Tracy Austin was featured on the Tennis Hall of Fame Facebook Live show today with host Blair Henley. Austin talked about how she dealt with being a prodigy, how she is coping with the pandemic (access to a private court and all three boys at home are positives), and how she began her current role as a commentator. Asked about her role as a tennis parent, Austin has one rule she instituted that she wished her parents would have followed.

"The golden rule is when they play a tournament, you're not allowed to say anything in the first hour or two (after the match is over). It could be different for each kid. We so want to fix things as a mom--if you'd only hit more to the backhand, if you'd only gotten more first serves in--that's not what anybody wants to hear the first hour or two after a loss. You gave a great effort, let's go to get ice cream, I had to learn that. That was the only thing that my mom would sometimes break that rule and it drove me crazy. I'm proud of the fact all three of my kids took tennis seriously at a different level, and I had to adjust because I wanted them to love it long-term. I see so many parents that it's kind of their desire for their kid to play, so it's cookie cutter for each kid. We all know as moms that all of our kids are so different in their desires and their wishes and likes are completely different."

Three years ago, I spoke with Austin about her role as a tennis parent when middle son Brandon was a freshman at USC, for this Tennis Recruiting Network article.

The ITA announced its NAIA All-American award winners today, with Georgia Gwinnett placing four men and four women on the singles list. As in Division I, 20 players, determined by a double run of the rankings, were named All-Americans in singles and 10 doubles teams were honored.

The men's singles and doubles lists are here. The women's singles and doubles lists are here.


Boca Tennis Mom said...

In our area most tennis parents should talk to Tracy Austin. The kids are barely off the court before the dad or mom start in on them about the match. Its amazing how seriously many parents take tennis down here.

Tolerant in California said...

It is not just down in Florida, and it is not just tennis. Parents take the fun out of sports way more than cheating and bad officials, not to mention most parents have a baseline knowledge of the sport so they are not really able to give good analysis.
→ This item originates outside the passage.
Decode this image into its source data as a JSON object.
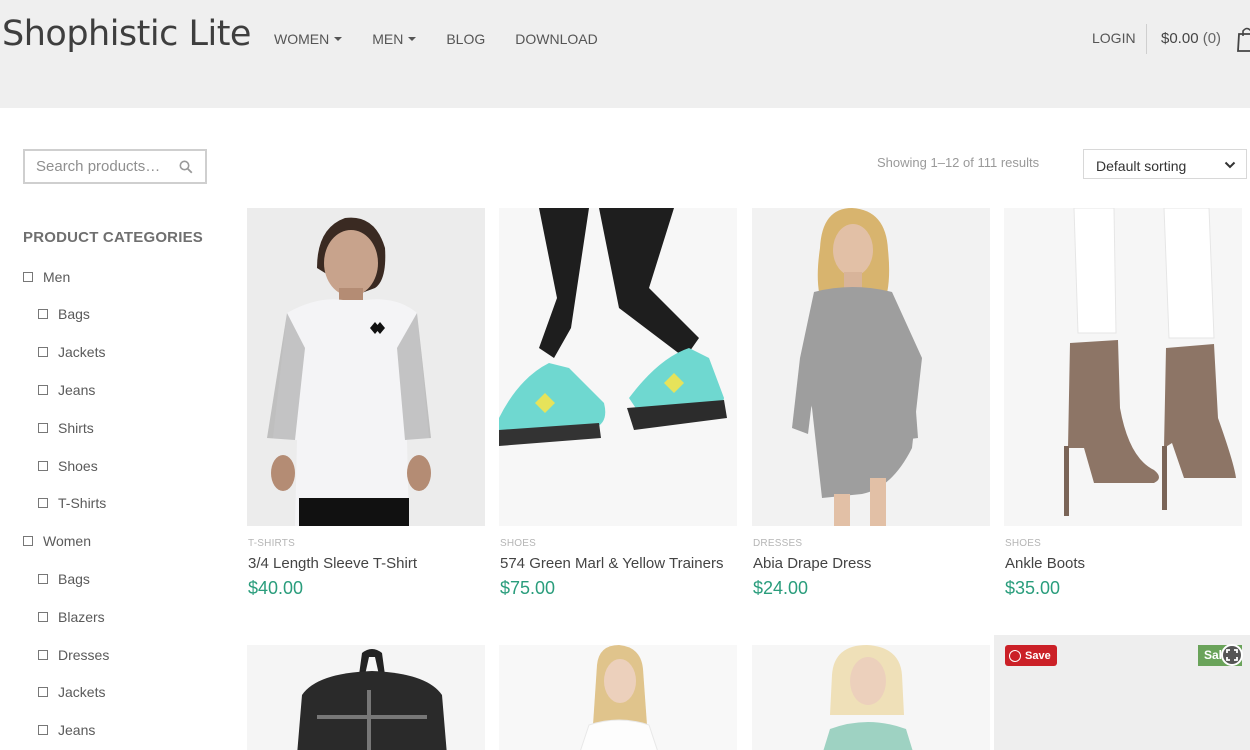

There was a study done on division 1 athletes, what was the worst experience of their sports growing up? Drive home with parents. Unfortunately many of us just cannot help ourselves and probe the kid on why he did not do this or that during his match or game, and of course it is the last thing a person who just lost (or won wants to here). If you don't think you do this, just record yourself in the car after the next 5 loses and listen to it later. I figured out I was doing this with my sons and made a point to just talk about something else or go get ice cream. It is much worse in tennis because you can rarely car pool and there so often is travel, so you have that time in the car after match.

My parents didn't care about tennis and most of the time dropped me at tournament and picked me up later, so I would just sit in car afterwards and try to figure out myself what I could have done better or how I needed to improve.